Metal structures have also been built using the same criteria.
When one is building permanent structures precautions must be taken against permafrost which appears above a certain altitude.
Eddy panels can also be very effective. 2 An empty space of 103 m³ has been measured downwind of an eddy panel 7. 5 m in area. If one of these structures is placed on a slope (such as at the edge of an area of avalanche defences) it must be turned so that its face is parallel to the line of greatest gradient, for otherwise it will be destroyed by snow creep and glide. These structures must not be used where snow creep and glide is particularly pronounced nor where the water table is high.
Carefully placed wind deflecting structures have a constant effect in all weathers from the first snowfall until it eventually thaws. The most important condition is that there should be wind of sufficient strength and constancy over several days uninterruptedly. Such conditions are usually found in upper sub-Alpine regions and higher.
One should not worry too much about wind deflectors which take snow away from the starting zone and deposit it elsewhere in the defence area; one should take this into account but not excessively.
Isolated wind deflectors must definitively be built of durable materials if these are to be included in a worthwhile manner in a permanent complex of avalanche defences.
When an area is being controlled one must adapt to local conditions and combine the different structures rationally in such a way as to give the best protection against avalanche release.

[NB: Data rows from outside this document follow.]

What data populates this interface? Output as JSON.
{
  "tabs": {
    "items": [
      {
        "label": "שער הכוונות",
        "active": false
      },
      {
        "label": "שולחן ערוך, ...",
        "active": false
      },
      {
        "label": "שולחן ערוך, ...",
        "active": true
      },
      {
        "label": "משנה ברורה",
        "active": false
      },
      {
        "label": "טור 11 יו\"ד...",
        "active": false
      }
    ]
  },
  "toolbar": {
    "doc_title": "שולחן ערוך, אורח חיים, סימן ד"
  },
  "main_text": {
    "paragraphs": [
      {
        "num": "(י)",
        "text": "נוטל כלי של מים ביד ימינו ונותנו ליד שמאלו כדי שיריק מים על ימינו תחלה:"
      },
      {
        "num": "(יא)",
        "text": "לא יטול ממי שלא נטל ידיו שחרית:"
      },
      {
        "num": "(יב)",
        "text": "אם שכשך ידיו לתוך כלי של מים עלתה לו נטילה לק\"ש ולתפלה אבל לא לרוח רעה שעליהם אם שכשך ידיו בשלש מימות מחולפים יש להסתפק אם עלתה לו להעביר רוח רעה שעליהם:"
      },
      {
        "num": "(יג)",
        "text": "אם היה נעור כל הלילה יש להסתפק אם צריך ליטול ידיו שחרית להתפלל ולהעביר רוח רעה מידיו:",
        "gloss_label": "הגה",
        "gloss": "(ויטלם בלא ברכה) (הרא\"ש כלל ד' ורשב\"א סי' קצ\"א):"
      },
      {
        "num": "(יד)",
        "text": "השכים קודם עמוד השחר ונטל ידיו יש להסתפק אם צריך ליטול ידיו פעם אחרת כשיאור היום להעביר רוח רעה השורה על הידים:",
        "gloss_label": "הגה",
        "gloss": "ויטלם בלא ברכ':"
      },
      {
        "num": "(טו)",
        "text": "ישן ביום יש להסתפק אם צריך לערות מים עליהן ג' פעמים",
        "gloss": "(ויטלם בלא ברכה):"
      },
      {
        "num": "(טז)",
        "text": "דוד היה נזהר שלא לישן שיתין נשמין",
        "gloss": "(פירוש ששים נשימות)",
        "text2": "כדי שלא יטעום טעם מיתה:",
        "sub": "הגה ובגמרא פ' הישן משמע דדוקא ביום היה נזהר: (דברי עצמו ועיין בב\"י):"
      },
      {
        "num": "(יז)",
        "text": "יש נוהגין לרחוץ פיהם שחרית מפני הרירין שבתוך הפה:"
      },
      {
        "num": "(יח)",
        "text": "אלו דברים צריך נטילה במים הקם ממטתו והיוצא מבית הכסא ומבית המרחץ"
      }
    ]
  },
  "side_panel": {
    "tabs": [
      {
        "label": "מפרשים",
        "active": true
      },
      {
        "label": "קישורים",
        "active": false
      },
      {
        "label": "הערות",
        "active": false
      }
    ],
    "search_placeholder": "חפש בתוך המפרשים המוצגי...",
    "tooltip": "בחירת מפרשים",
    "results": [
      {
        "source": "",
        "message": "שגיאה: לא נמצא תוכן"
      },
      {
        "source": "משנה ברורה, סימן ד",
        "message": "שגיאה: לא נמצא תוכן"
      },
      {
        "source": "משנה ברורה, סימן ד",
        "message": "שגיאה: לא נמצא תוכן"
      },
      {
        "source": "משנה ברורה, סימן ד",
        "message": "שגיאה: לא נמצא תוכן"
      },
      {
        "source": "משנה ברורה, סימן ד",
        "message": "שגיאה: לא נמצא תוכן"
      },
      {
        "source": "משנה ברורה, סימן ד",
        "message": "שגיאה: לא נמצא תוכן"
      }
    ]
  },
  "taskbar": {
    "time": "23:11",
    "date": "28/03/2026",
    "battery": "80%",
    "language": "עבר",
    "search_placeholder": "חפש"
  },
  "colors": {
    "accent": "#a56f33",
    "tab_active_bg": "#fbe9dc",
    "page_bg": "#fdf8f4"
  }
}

Thus. particularly with wind deflecting structures, the controlled area must be observed regularly, and visited in winter if possible and over several years before work is begun.
3.2 The direction of prevailing winds in the defence area must be known: both the winds that blow from the valley and the local winds that blow down the slope. Local winds that blow up the slope must be taken into consideration along ridges and on the windward side, wherever the gradient of the slope is gentle. Since the direction of the wind can vary considerably because of local relief, a wind gauge for speed and direction placed on the site is the best way to provide a better forecast of wind behaviour.
The director of works must be a good observer and must live near the area under control, for deflecting structures are erected temporarily to start with. Once one is certain that they are placed in the correct place, they are then fixed permanently. This does not exclude further controls and maintenance work, as well as the placement of complementary structures which might be necessary to complete the defences.
3.3 An important point is, of course, the resistance of the structures to the force of the - wind. Steel stays do not perform satisfactorily since they are too vulnerable to creep and glide and to the settling of the snow cover. Preferable to stays are raking shores.
One can also use anchoring cables placed longitudinally on the windward side instead of raking shores. In this case the posts of the wind baffle must be placed in the shape of a very flattened hyperbola so that tension is distributed equally on them and indirectly on the raking shores on the leeward side.
It is difficult to give accurate figures for the cost of these structures. One might say that they are relatively cheap compared to other systems (deviating or anchoring the snow). Here too the price of the superstructure varies according to the material used, with wood being the cheapest. Nevertheless, depending on the area, but especially if the defences are permanent, it is advisable to use more durable materials. It is also possible to run tests with wooden structures and on the basis of the results place permanent structures made of metal (or mixed materials).
Costs of transportation and erection can vary considerably, depending on ease of access and the type of ground encountered.